At the hospital John emerged from a medically induced coma, but he was blind. His wife’s murder was kept from him while he recovered and stayed in the hospital until mid-September.

Police reinterviewed Montoto who agreed to a polygraph test. It showed that his responses to questions concerning his relationship with Susan were deceptive. He finally owned up to the fact that he and Susan were having an affair. He insisted that was the only thing he was lying about.

Montoto’s gun was found not to be a match for casings found at the crime scene. Moreover, he was on the phone with Susan at the time of the shooting.
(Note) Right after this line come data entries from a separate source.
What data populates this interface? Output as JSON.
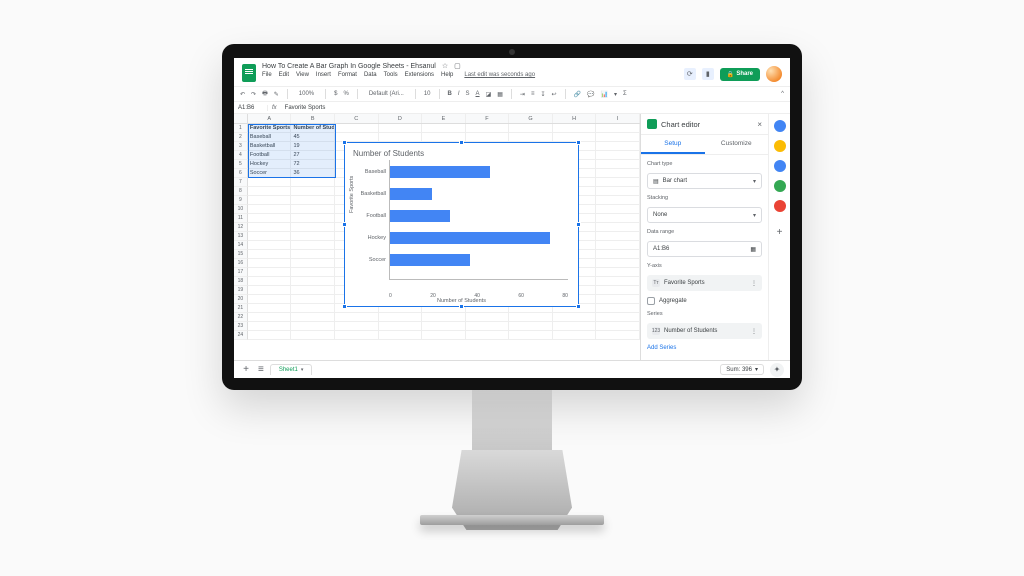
{
  "doc": {
    "title": "How To Create A Bar Graph In Google Sheets - Ehsanul",
    "star": "☆",
    "move": "▢",
    "last_edit": "Last edit was seconds ago"
  },
  "menu": {
    "file": "File",
    "edit": "Edit",
    "view": "View",
    "insert": "Insert",
    "format": "Format",
    "data": "Data",
    "tools": "Tools",
    "extensions": "Extensions",
    "help": "Help"
  },
  "toolbar": {
    "zoom": "100%",
    "font": "Default (Ari...",
    "fontsize": "10"
  },
  "namebox": "A1:B6",
  "fx_value": "Favorite Sports",
  "columns": [
    "A",
    "B",
    "C",
    "D",
    "E",
    "F",
    "G",
    "H",
    "I"
  ],
  "table": {
    "headers": [
      "Favorite Sports",
      "Number of Students"
    ],
    "rows": [
      [
        "Baseball",
        "45"
      ],
      [
        "Basketball",
        "19"
      ],
      [
        "Football",
        "27"
      ],
      [
        "Hockey",
        "72"
      ],
      [
        "Soccer",
        "36"
      ]
    ]
  },
  "chart_data": {
    "type": "bar",
    "title": "Number of Students",
    "ylabel": "Favorite Sports",
    "xlabel": "Number of Students",
    "categories": [
      "Baseball",
      "Basketball",
      "Football",
      "Hockey",
      "Soccer"
    ],
    "values": [
      45,
      19,
      27,
      72,
      36
    ],
    "xticks": [
      "0",
      "20",
      "40",
      "60",
      "80"
    ],
    "xlim": [
      0,
      80
    ]
  },
  "panel": {
    "title": "Chart editor",
    "tabs": {
      "setup": "Setup",
      "customize": "Customize"
    },
    "chart_type_label": "Chart type",
    "chart_type": "Bar chart",
    "stacking_label": "Stacking",
    "stacking": "None",
    "data_range_label": "Data range",
    "data_range": "A1:B6",
    "yaxis_label": "Y-axis",
    "yaxis": "Favorite Sports",
    "aggregate": "Aggregate",
    "series_label": "Series",
    "series": "Number of Students",
    "add_series": "Add Series"
  },
  "tabstrip": {
    "sheet": "Sheet1",
    "sum": "Sum: 396"
  },
  "share": "Share"
}
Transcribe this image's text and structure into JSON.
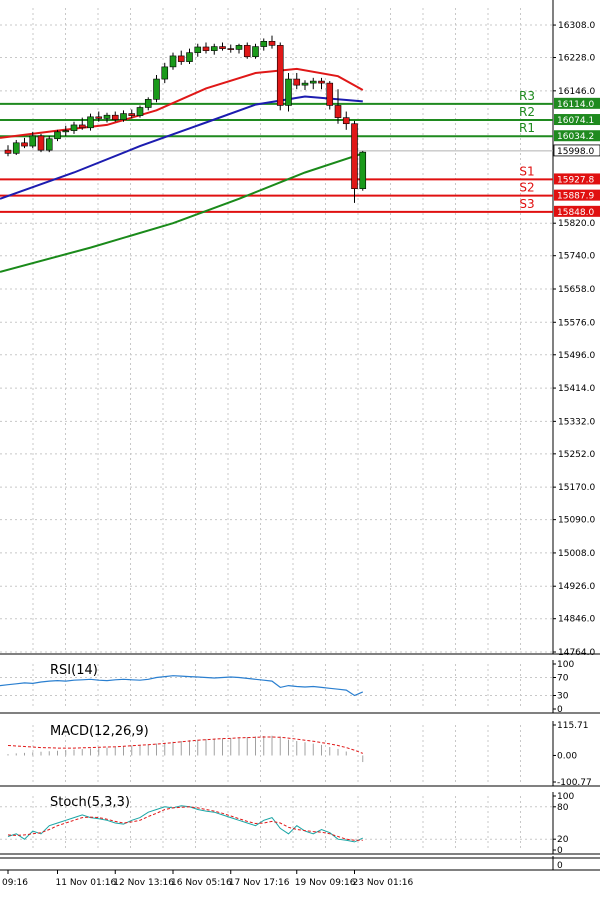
{
  "chart_data": {
    "type": "candlestick",
    "main": {
      "ylim": [
        14764.0,
        16350.0
      ],
      "y_ticks": [
        "16308.0",
        "16228.0",
        "16146.0",
        "15820.0",
        "15740.0",
        "15658.0",
        "15576.0",
        "15496.0",
        "15414.0",
        "15332.0",
        "15252.0",
        "15170.0",
        "15090.0",
        "15008.0",
        "14926.0",
        "14846.0",
        "14764.0"
      ],
      "current_price": "15998.0",
      "levels": [
        {
          "name": "R3",
          "value": 16114.0,
          "label": "16114.0",
          "color": "#1f8a1f"
        },
        {
          "name": "R2",
          "value": 16074.1,
          "label": "16074.1",
          "color": "#1f8a1f"
        },
        {
          "name": "R1",
          "value": 16034.2,
          "label": "16034.2",
          "color": "#1f8a1f"
        },
        {
          "name": "S1",
          "value": 15927.8,
          "label": "15927.8",
          "color": "#e01010"
        },
        {
          "name": "S2",
          "value": 15887.9,
          "label": "15887.9",
          "color": "#e01010"
        },
        {
          "name": "S3",
          "value": 15848.0,
          "label": "15848.0",
          "color": "#e01010"
        }
      ],
      "candles": [
        {
          "o": 16000,
          "h": 16012,
          "l": 15985,
          "c": 15992
        },
        {
          "o": 15992,
          "h": 16025,
          "l": 15988,
          "c": 16018
        },
        {
          "o": 16018,
          "h": 16030,
          "l": 16005,
          "c": 16010
        },
        {
          "o": 16010,
          "h": 16045,
          "l": 16005,
          "c": 16035
        },
        {
          "o": 16035,
          "h": 16040,
          "l": 15995,
          "c": 16000
        },
        {
          "o": 16000,
          "h": 16035,
          "l": 15995,
          "c": 16028
        },
        {
          "o": 16028,
          "h": 16050,
          "l": 16022,
          "c": 16045
        },
        {
          "o": 16045,
          "h": 16060,
          "l": 16035,
          "c": 16048
        },
        {
          "o": 16048,
          "h": 16070,
          "l": 16040,
          "c": 16062
        },
        {
          "o": 16062,
          "h": 16080,
          "l": 16050,
          "c": 16055
        },
        {
          "o": 16055,
          "h": 16090,
          "l": 16048,
          "c": 16082
        },
        {
          "o": 16082,
          "h": 16095,
          "l": 16070,
          "c": 16078
        },
        {
          "o": 16078,
          "h": 16092,
          "l": 16068,
          "c": 16086
        },
        {
          "o": 16086,
          "h": 16095,
          "l": 16070,
          "c": 16075
        },
        {
          "o": 16075,
          "h": 16098,
          "l": 16070,
          "c": 16090
        },
        {
          "o": 16090,
          "h": 16100,
          "l": 16078,
          "c": 16085
        },
        {
          "o": 16085,
          "h": 16110,
          "l": 16080,
          "c": 16105
        },
        {
          "o": 16105,
          "h": 16130,
          "l": 16098,
          "c": 16125
        },
        {
          "o": 16125,
          "h": 16185,
          "l": 16118,
          "c": 16175
        },
        {
          "o": 16175,
          "h": 16215,
          "l": 16165,
          "c": 16205
        },
        {
          "o": 16205,
          "h": 16240,
          "l": 16198,
          "c": 16232
        },
        {
          "o": 16232,
          "h": 16245,
          "l": 16210,
          "c": 16218
        },
        {
          "o": 16218,
          "h": 16250,
          "l": 16212,
          "c": 16240
        },
        {
          "o": 16240,
          "h": 16262,
          "l": 16230,
          "c": 16254
        },
        {
          "o": 16254,
          "h": 16265,
          "l": 16238,
          "c": 16245
        },
        {
          "o": 16245,
          "h": 16262,
          "l": 16235,
          "c": 16255
        },
        {
          "o": 16255,
          "h": 16265,
          "l": 16245,
          "c": 16250
        },
        {
          "o": 16250,
          "h": 16260,
          "l": 16240,
          "c": 16248
        },
        {
          "o": 16248,
          "h": 16262,
          "l": 16238,
          "c": 16258
        },
        {
          "o": 16258,
          "h": 16265,
          "l": 16225,
          "c": 16230
        },
        {
          "o": 16230,
          "h": 16262,
          "l": 16225,
          "c": 16255
        },
        {
          "o": 16255,
          "h": 16275,
          "l": 16245,
          "c": 16268
        },
        {
          "o": 16268,
          "h": 16282,
          "l": 16250,
          "c": 16258
        },
        {
          "o": 16258,
          "h": 16265,
          "l": 16098,
          "c": 16110
        },
        {
          "o": 16110,
          "h": 16190,
          "l": 16095,
          "c": 16175
        },
        {
          "o": 16175,
          "h": 16190,
          "l": 16150,
          "c": 16160
        },
        {
          "o": 16160,
          "h": 16172,
          "l": 16148,
          "c": 16165
        },
        {
          "o": 16165,
          "h": 16178,
          "l": 16150,
          "c": 16170
        },
        {
          "o": 16170,
          "h": 16178,
          "l": 16150,
          "c": 16165
        },
        {
          "o": 16165,
          "h": 16170,
          "l": 16100,
          "c": 16110
        },
        {
          "o": 16110,
          "h": 16150,
          "l": 16065,
          "c": 16080
        },
        {
          "o": 16080,
          "h": 16095,
          "l": 16050,
          "c": 16065
        },
        {
          "o": 16065,
          "h": 16072,
          "l": 15870,
          "c": 15905
        },
        {
          "o": 15905,
          "h": 15998,
          "l": 15900,
          "c": 15995
        }
      ],
      "ma_red": [
        [
          0,
          16030
        ],
        [
          6,
          16048
        ],
        [
          12,
          16062
        ],
        [
          18,
          16098
        ],
        [
          24,
          16152
        ],
        [
          30,
          16190
        ],
        [
          35,
          16200
        ],
        [
          40,
          16182
        ],
        [
          43,
          16148
        ]
      ],
      "ma_blue": [
        [
          0,
          15880
        ],
        [
          8,
          15945
        ],
        [
          16,
          16010
        ],
        [
          24,
          16068
        ],
        [
          30,
          16112
        ],
        [
          36,
          16132
        ],
        [
          43,
          16120
        ]
      ],
      "ma_green": [
        [
          0,
          15700
        ],
        [
          10,
          15760
        ],
        [
          20,
          15820
        ],
        [
          28,
          15880
        ],
        [
          36,
          15945
        ],
        [
          43,
          15992
        ]
      ]
    },
    "rsi": {
      "label": "RSI(14)",
      "ylim": [
        0,
        100
      ],
      "ticks": [
        "100",
        "70",
        "30",
        "0"
      ],
      "values": [
        52,
        54,
        56,
        58,
        57,
        60,
        62,
        63,
        62,
        64,
        65,
        66,
        64,
        63,
        65,
        66,
        65,
        64,
        66,
        70,
        72,
        74,
        73,
        72,
        71,
        70,
        69,
        70,
        71,
        70,
        68,
        66,
        64,
        62,
        48,
        52,
        50,
        49,
        50,
        48,
        46,
        44,
        42,
        30,
        38
      ]
    },
    "macd": {
      "label": "MACD(12,26,9)",
      "ylim": [
        -100.77,
        115.71
      ],
      "ticks": [
        "115.71",
        "0.00",
        "-100.77"
      ],
      "hist": [
        5,
        8,
        10,
        12,
        14,
        16,
        18,
        20,
        22,
        24,
        26,
        28,
        30,
        32,
        35,
        38,
        40,
        42,
        45,
        48,
        52,
        55,
        58,
        60,
        62,
        64,
        65,
        66,
        68,
        70,
        72,
        74,
        75,
        72,
        60,
        55,
        50,
        45,
        40,
        32,
        25,
        15,
        0,
        -25
      ],
      "signal": [
        38,
        36,
        34,
        32,
        30,
        29,
        28,
        28,
        28,
        29,
        30,
        31,
        32,
        33,
        35,
        37,
        39,
        41,
        43,
        46,
        49,
        52,
        55,
        58,
        60,
        62,
        64,
        65,
        67,
        68,
        69,
        70,
        70,
        69,
        66,
        62,
        58,
        54,
        49,
        44,
        38,
        30,
        20,
        8
      ]
    },
    "stoch": {
      "label": "Stoch(5,3,3)",
      "ylim": [
        0,
        100
      ],
      "ticks": [
        "100",
        "80",
        "20",
        "0"
      ],
      "k": [
        25,
        30,
        20,
        35,
        30,
        45,
        50,
        55,
        60,
        65,
        60,
        58,
        55,
        50,
        48,
        55,
        60,
        70,
        75,
        80,
        78,
        82,
        80,
        75,
        72,
        70,
        65,
        60,
        55,
        50,
        45,
        55,
        60,
        40,
        30,
        45,
        35,
        30,
        38,
        32,
        20,
        18,
        15,
        22
      ],
      "d": [
        28,
        27,
        28,
        30,
        32,
        38,
        45,
        50,
        55,
        60,
        61,
        60,
        57,
        53,
        50,
        52,
        55,
        62,
        68,
        75,
        78,
        79,
        80,
        78,
        75,
        72,
        68,
        63,
        58,
        53,
        49,
        50,
        53,
        50,
        42,
        38,
        36,
        34,
        33,
        30,
        25,
        20,
        18,
        18
      ]
    },
    "x_labels": [
      "09:16",
      "11 Nov 01:16",
      "12 Nov 13:16",
      "16 Nov 05:16",
      "17 Nov 17:16",
      "19 Nov 09:16",
      "23 Nov 01:16"
    ],
    "x_label_candle_index": [
      0,
      6,
      13,
      20,
      27,
      35,
      42
    ]
  }
}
Police were back at square one. 

As they looked more closely at Chris they discovered had a troubled past and scrapes with the law. As a teenager he had vandalized a teacher’s home. 

“We just had no control whatsoever over what he did and when he did it,” said John Sutton. “We had a psychiatric report that recommended behavioral modification.”

Despite their son’s protests John and Susan sent Chris to Paradise Cove, an extremely disciplined boarding school in Samoa. It was a last-ditch effort to help him. The couple believed that Chris was making progress.

“This is a program that actually had a lot of controversy about it,” said Ovalle, adding that there were reports of abuse at the school.

Chris Sutton came back on his 19th birthday, after 30 months at the school. Years later, Chris, who still relied on financial support from his parents, was seething over what had occurred to him, investigators said. 

In March 2005 police caught a break when a woman reported that she suspected her ex-boyfriend, Garrett Kopp, could be involved in Susan’s murder. Kopp’s number was in Chris’ phone records, and the two had spoken the night of the crime.

Investigators learned that Kopp had a gun charge for a Glock .9mm pistol that had been impounded. Investigators tested it to see if there was a link to the Sutton crime. 

“It was clear that that is a murder weapon that killed Susan and almost killed John,” said Cordero-Stutz,

When questioned by police Kopp confessed that Chris had recruited him to kill his parents as revenge for his time at Paradise Cove. Chris told Kopp he’d get a cut of the insurance payout.

Driscoll confirmed Chris’ resentment about Paradise Cove, according to “Murdered by Morning.”

An arrest warrant for Chris Sutton was issued on March 26, 2005. In July 2010, Christopher Sutton stood trial for murder. Kopp, who agreed to testify in return for a 30-year plea deal, was the prosecution’s key witness. John Sutton also testifed against his son.

On July 21, Christopher Sutton was found guilty of attempted murder and murder in the first degree. He was sentenced to three life terms without a chance of parole. 

“I think this is a case of an individual’s greed, getting the better of them,” said Cordero-Stutz. “He truly, always just wanted more. It was never enough.”

To learn more about the case, watch “Murdered By Morning,” airing Saturdays at 8/7c on Oxygen